** ABOUT THIS EXERCISE **
Would you retype the listing below word for word, without any of its pictures?

** ENTRIES PROVIDED **

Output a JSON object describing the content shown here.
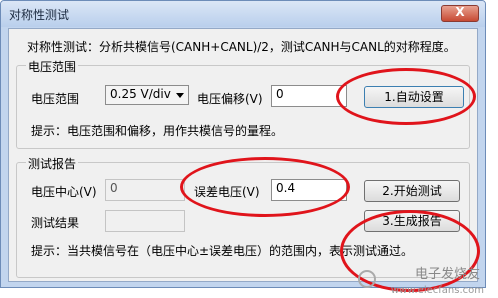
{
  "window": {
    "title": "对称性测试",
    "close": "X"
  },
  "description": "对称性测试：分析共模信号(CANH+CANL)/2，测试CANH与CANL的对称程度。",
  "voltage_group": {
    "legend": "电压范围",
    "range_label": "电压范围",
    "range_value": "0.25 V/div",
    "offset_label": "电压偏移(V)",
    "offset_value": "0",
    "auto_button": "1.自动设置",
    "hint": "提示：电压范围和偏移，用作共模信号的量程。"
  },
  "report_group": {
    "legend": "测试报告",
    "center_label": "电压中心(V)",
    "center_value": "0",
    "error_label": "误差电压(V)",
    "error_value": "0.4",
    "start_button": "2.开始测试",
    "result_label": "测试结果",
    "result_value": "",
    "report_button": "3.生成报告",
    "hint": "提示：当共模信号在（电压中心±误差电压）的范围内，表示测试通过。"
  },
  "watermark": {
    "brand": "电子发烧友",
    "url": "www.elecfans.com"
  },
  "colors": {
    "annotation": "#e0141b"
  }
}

** ANSWER TO THIS EXERCISE **
Output a JSON object describing the content shown here.
{
  "window": {
    "title": "对称性测试",
    "close": "X"
  },
  "description": "对称性测试：分析共模信号(CANH+CANL)/2，测试CANH与CANL的对称程度。",
  "voltage_group": {
    "legend": "电压范围",
    "range_label": "电压范围",
    "range_value": "0.25 V/div",
    "offset_label": "电压偏移(V)",
    "offset_value": "0",
    "auto_button": "1.自动设置",
    "hint": "提示：电压范围和偏移，用作共模信号的量程。"
  },
  "report_group": {
    "legend": "测试报告",
    "center_label": "电压中心(V)",
    "center_value": "0",
    "error_label": "误差电压(V)",
    "error_value": "0.4",
    "start_button": "2.开始测试",
    "result_label": "测试结果",
    "result_value": "",
    "report_button": "3.生成报告",
    "hint": "提示：当共模信号在（电压中心±误差电压）的范围内，表示测试通过。"
  },
  "watermark": {
    "brand": "电子发烧友",
    "url": "www.elecfans.com"
  },
  "colors": {
    "annotation": "#e0141b"
  }
}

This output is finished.